= Data for analysis =
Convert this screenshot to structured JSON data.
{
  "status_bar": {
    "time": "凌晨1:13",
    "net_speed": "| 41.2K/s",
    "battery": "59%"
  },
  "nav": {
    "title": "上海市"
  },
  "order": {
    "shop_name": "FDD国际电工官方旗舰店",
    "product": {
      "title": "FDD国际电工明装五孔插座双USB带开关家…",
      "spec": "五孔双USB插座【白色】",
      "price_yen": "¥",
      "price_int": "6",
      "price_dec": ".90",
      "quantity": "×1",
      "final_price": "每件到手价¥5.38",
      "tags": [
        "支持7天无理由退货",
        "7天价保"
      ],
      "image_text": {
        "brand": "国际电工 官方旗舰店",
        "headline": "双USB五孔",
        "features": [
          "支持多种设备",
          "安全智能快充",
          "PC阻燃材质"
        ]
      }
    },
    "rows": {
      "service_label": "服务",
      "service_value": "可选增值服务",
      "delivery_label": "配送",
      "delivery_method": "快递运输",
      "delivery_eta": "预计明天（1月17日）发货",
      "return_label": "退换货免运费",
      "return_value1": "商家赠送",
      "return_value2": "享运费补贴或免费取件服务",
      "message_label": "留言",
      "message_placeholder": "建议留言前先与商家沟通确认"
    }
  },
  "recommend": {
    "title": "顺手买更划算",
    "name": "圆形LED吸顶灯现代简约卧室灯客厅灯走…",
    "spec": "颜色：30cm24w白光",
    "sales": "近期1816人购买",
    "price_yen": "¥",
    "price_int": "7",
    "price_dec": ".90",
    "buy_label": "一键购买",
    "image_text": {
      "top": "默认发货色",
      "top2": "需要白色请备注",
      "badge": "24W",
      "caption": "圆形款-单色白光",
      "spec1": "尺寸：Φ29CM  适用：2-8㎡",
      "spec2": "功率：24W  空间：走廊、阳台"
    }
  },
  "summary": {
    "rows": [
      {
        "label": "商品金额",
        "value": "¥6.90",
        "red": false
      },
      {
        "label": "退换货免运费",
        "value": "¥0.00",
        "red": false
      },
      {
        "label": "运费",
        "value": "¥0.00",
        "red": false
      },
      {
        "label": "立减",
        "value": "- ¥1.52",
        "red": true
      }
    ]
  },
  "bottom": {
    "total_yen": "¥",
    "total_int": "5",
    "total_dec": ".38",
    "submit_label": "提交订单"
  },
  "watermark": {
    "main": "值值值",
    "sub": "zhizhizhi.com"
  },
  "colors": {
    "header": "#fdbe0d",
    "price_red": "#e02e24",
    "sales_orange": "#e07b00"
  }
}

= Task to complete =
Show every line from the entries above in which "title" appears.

= Task answer =
    "title": "上海市"
      "title": "FDD国际电工明装五孔插座双USB带开关家…",
    "title": "顺手买更划算",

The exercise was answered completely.